Deployed or at home, I like to end my day with a run. You don’t need much, just open road or trail (or my least favorite a treadmill). I’ve run almost every day of my 4+months in Afghanistan, including the races on base. We are currently in the process of planning a race in conjunction with Army Reserve Affairs, so running has been a topic of discussion more than normal in the Red Cross office.
Having run on a team for 8 years of my life, I have many friends who are also runners. Today, just like every other Boston Marathon day for the last few years, I awaited my friends’ finish times. While we are 8.5 hours ahead in Afghanistan, our office is open 24/7 and I work the night shift (daytime hours in the US). As the race went on, I received updates on times and finishes from back home. It was a busy night of cases, so I figured I’d read more about the race when I left in the morning.
As we were getting ready to walk to the DFAC (dining facility) for midnight chow, news flashed onto the TV in the canteen about the explosions at the finish line of the marathon. My eyes were glued to the set, then I scrambled back to the computer to email home as fast as possible to try and find out what was going on. I racked my brain to try and remember who was running and who was there watching. Needless to say, I missed chow completely.
I never thought that while deployed to Afghanistan I’d be worried about bombs at home. We experienced IDF (indirect fire) on Bagram during one of the races. However, seeing it on TV in the US and not knowing what was happening or why was much more frightening than experiencing it first hand.
ECMs (Emergency Communication Messages) are our primary Red Cross mission in Afghanistan. The volume is heavier at night due to the time difference. The messages kept coming and we kept working, but I anxiously awaited word from home hoping everyone was safe. I wondered why anyone would want to cause harm to runners, especially at an event like Boston. Eventually, I was able to hear that everyone I knew personally was safe. Of course, that certainly didn’t change the fact that runners and spectators were injured and killed.
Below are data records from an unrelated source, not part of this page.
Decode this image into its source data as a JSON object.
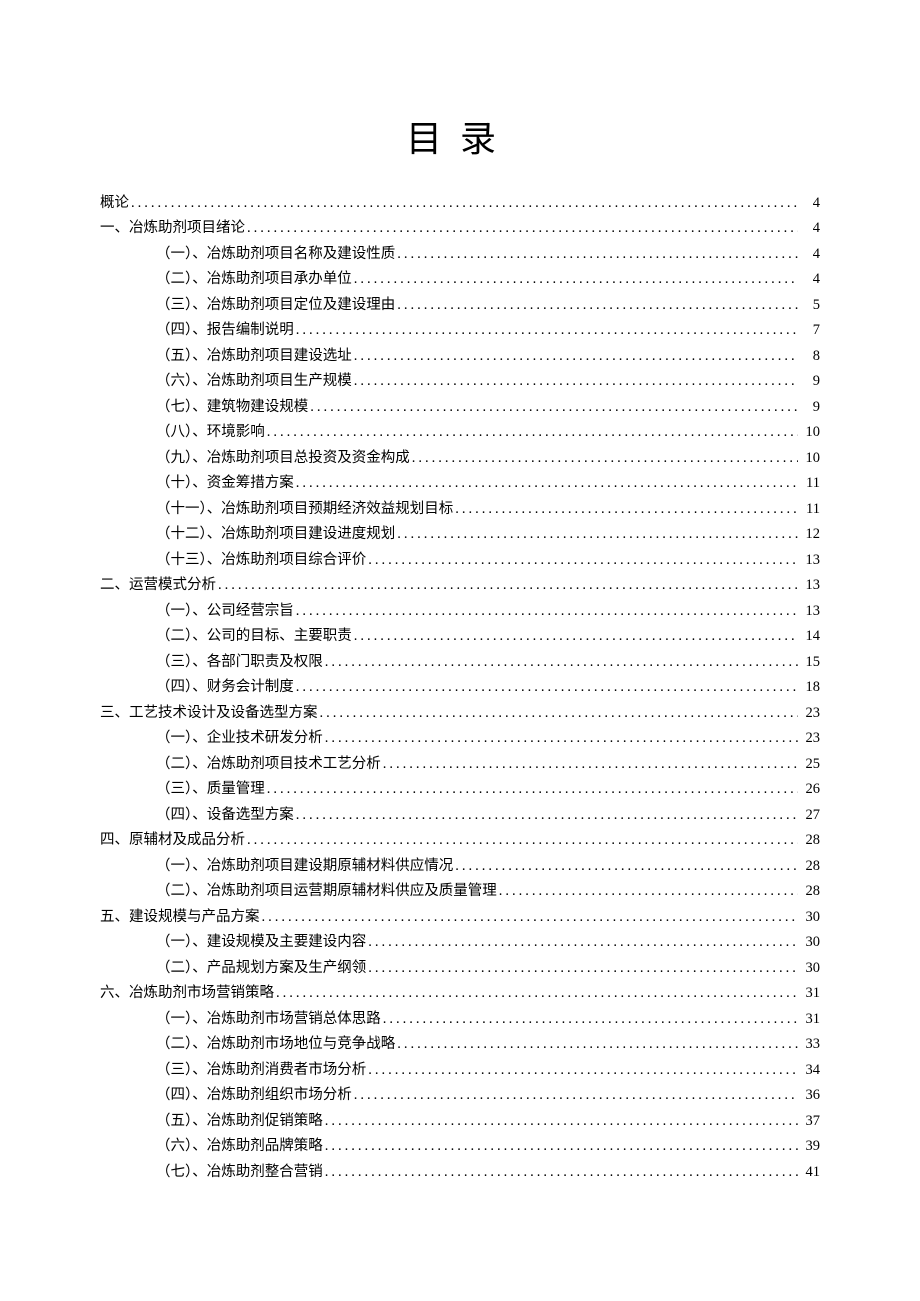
{
  "title": "目录",
  "entries": [
    {
      "level": 0,
      "label": "概论",
      "page": "4"
    },
    {
      "level": 1,
      "label": "一、冶炼助剂项目绪论",
      "page": "4"
    },
    {
      "level": 2,
      "label": "（一）、冶炼助剂项目名称及建设性质",
      "page": "4"
    },
    {
      "level": 2,
      "label": "（二）、冶炼助剂项目承办单位",
      "page": "4"
    },
    {
      "level": 2,
      "label": "（三）、冶炼助剂项目定位及建设理由",
      "page": "5"
    },
    {
      "level": 2,
      "label": "（四）、报告编制说明",
      "page": "7"
    },
    {
      "level": 2,
      "label": "（五）、冶炼助剂项目建设选址",
      "page": "8"
    },
    {
      "level": 2,
      "label": "（六）、冶炼助剂项目生产规模",
      "page": "9"
    },
    {
      "level": 2,
      "label": "（七）、建筑物建设规模",
      "page": "9"
    },
    {
      "level": 2,
      "label": "（八）、环境影响",
      "page": "10"
    },
    {
      "level": 2,
      "label": "（九）、冶炼助剂项目总投资及资金构成",
      "page": "10"
    },
    {
      "level": 2,
      "label": "（十）、资金筹措方案",
      "page": "11"
    },
    {
      "level": 2,
      "label": "（十一）、冶炼助剂项目预期经济效益规划目标",
      "page": "11"
    },
    {
      "level": 2,
      "label": "（十二）、冶炼助剂项目建设进度规划",
      "page": "12"
    },
    {
      "level": 2,
      "label": "（十三）、冶炼助剂项目综合评价",
      "page": "13"
    },
    {
      "level": 1,
      "label": "二、运营模式分析",
      "page": "13"
    },
    {
      "level": 2,
      "label": "（一）、公司经营宗旨",
      "page": "13"
    },
    {
      "level": 2,
      "label": "（二）、公司的目标、主要职责",
      "page": "14"
    },
    {
      "level": 2,
      "label": "（三）、各部门职责及权限",
      "page": "15"
    },
    {
      "level": 2,
      "label": "（四）、财务会计制度",
      "page": "18"
    },
    {
      "level": 1,
      "label": "三、工艺技术设计及设备选型方案",
      "page": "23"
    },
    {
      "level": 2,
      "label": "（一）、企业技术研发分析",
      "page": "23"
    },
    {
      "level": 2,
      "label": "（二）、冶炼助剂项目技术工艺分析",
      "page": "25"
    },
    {
      "level": 2,
      "label": "（三）、质量管理",
      "page": "26"
    },
    {
      "level": 2,
      "label": "（四）、设备选型方案",
      "page": "27"
    },
    {
      "level": 1,
      "label": "四、原辅材及成品分析",
      "page": "28"
    },
    {
      "level": 2,
      "label": "（一）、冶炼助剂项目建设期原辅材料供应情况",
      "page": "28"
    },
    {
      "level": 2,
      "label": "（二）、冶炼助剂项目运营期原辅材料供应及质量管理",
      "page": "28"
    },
    {
      "level": 1,
      "label": "五、建设规模与产品方案",
      "page": "30"
    },
    {
      "level": 2,
      "label": "（一）、建设规模及主要建设内容",
      "page": "30"
    },
    {
      "level": 2,
      "label": "（二）、产品规划方案及生产纲领",
      "page": "30"
    },
    {
      "level": 1,
      "label": "六、冶炼助剂市场营销策略",
      "page": "31"
    },
    {
      "level": 2,
      "label": "（一）、冶炼助剂市场营销总体思路",
      "page": "31"
    },
    {
      "level": 2,
      "label": "（二）、冶炼助剂市场地位与竞争战略",
      "page": "33"
    },
    {
      "level": 2,
      "label": "（三）、冶炼助剂消费者市场分析",
      "page": "34"
    },
    {
      "level": 2,
      "label": "（四）、冶炼助剂组织市场分析",
      "page": "36"
    },
    {
      "level": 2,
      "label": "（五）、冶炼助剂促销策略",
      "page": "37"
    },
    {
      "level": 2,
      "label": "（六）、冶炼助剂品牌策略",
      "page": "39"
    },
    {
      "level": 2,
      "label": "（七）、冶炼助剂整合营销",
      "page": "41"
    }
  ]
}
I cannot imagine attending such a historic, positive, and exciting event only to have it end in tragedy.
As I get ready to go on my run and Bagram’s day shift wakes up to the news, our thoughts and hearts go out to Boston and those affected.
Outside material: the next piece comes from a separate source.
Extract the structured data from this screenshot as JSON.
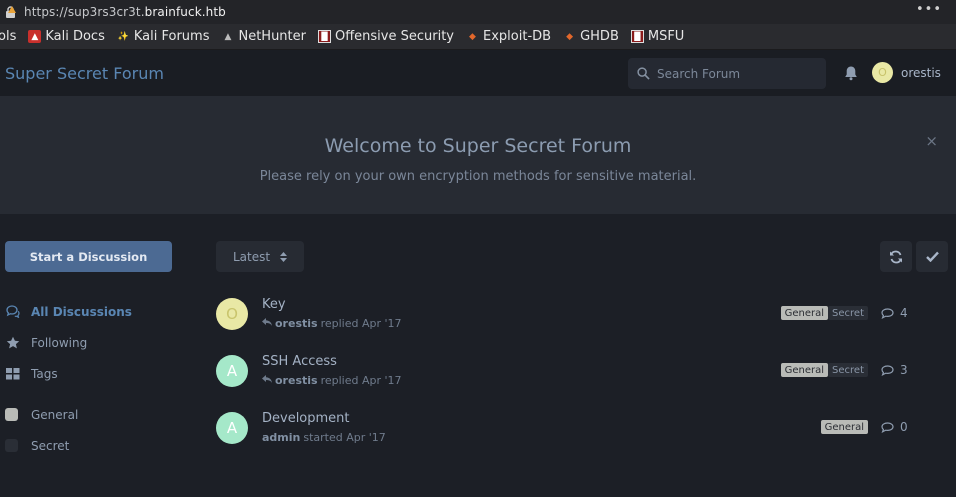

**Right now, if you are in Boston, the best way to bring peace of mind is to let your loved ones know you are safe. If you are deployed, you can also visit the Safe and Well site to search registrants.